The first detail is the mental gymnastics involved with
thinking in millimeters rather than the old familiar,
sixteenths, eighths, quarters and halfs - as well as
whole inches. QUICK - hold your thumb and finger
16 millimeters apart. OK, what familiar fraction
of an inch is closest to 19 millimeters? (3/4")
The second detail is the apparent simplicity of
Four different "bits" that look sort of like a spiral
router bit or an end mill - 'til you examine the grind
on the end.
- 5, 6, 8 and 10 mm diameter bits -
Add a little stair steps looking "distance from
reference face offset to the centerline of the
mortise - with steps printed in white letters

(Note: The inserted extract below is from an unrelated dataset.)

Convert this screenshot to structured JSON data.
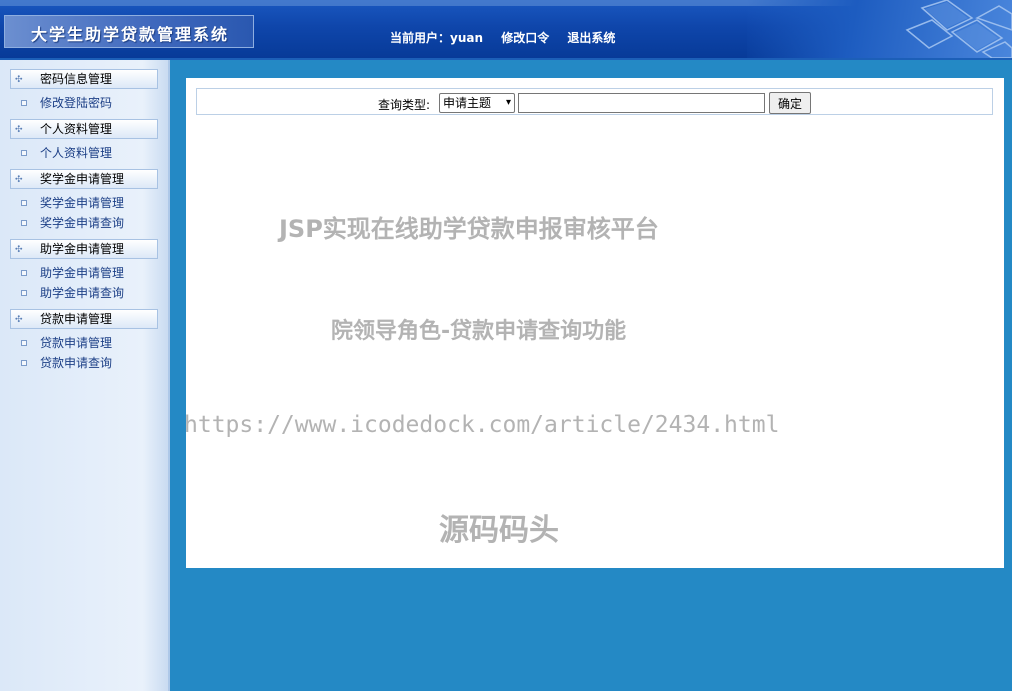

- 16, 20, 22, 25, 28, 36 and 40 mm
Then there's a selector nob on top with three
positions that determine the width of the mortise
WITHOUT the diameter of the bit you're using.
When you actually examine (not just glance at)
the manual you find that the three positions
- 13, 19 and 23 millimeters - PLUS the
diameter of the bit being used
There's also a little Flip This Up, Push That
Foreward and the spring loading will pop
IT foreward and click IT into one of FIVE
- 12, 15, 20, 25 and 28 millimeters depth of
Thankfully, the fence angle is Degrees - no
metric conversion required as it has detentes
at 0, 22.5, 45, 67.5 and 90 degrees. Why
22.5 and 67.5 degrees I'll worry about later.
Now if you had Permutations and Combinations
in some math class somewhere in your past,
or for some of us, in our DISTANT past, you
begin to see the built in - preset - possibilities
- 4 bit diameters (see how they sneak meters
into words we are familiar with?)
- 5 depth of mortise
- 3 mortise widths LESS one of four bit diameters
(there it is again - meters!)
- 7 offsets from a reference face, edge or end
MINUS half the diameter (they did it again) of
one of four bits.
4 x 5 x (3x4) x (7x4) = ?
ready for this?
5,040 different combinations - all in METRIC.
(and that's without any fence angles
or "stops" distances (more about the
latter another time).
There are things about metric that are
good - going 105 Km/Hr sounds a lot
faster than a mere 65 mph. A 250 mm
table saw blade sounds more Tool Time
BIG than ten inches. Metric just makes
things seem FASTER/BIGGER (Don't even
think about saying it. OK - you thought it
- just don't say it!).
Because I see things in "imperial" mental
images, I'm doing a bunch of tables and
charts and scale drawings of what all this
metric stuff the DOMINO uses "looks like".
And when I think I understand what on the
DOMINO does what - and how wide, how deep,
how long and how far from - THEN I'll make
a bunch of real world samples and label
them (fence offset, bit diamter, plunge
depth, mortise widith selector switch
position - until it all becomes second nature
to me, or I die first.
And speaking of Death - have you been
- Born Again?
You ain't gonna get inta heaven 'til ya unerstand
Come on down tuh da shop and I'll make ya
a BELIEVER. Never to late ya hear?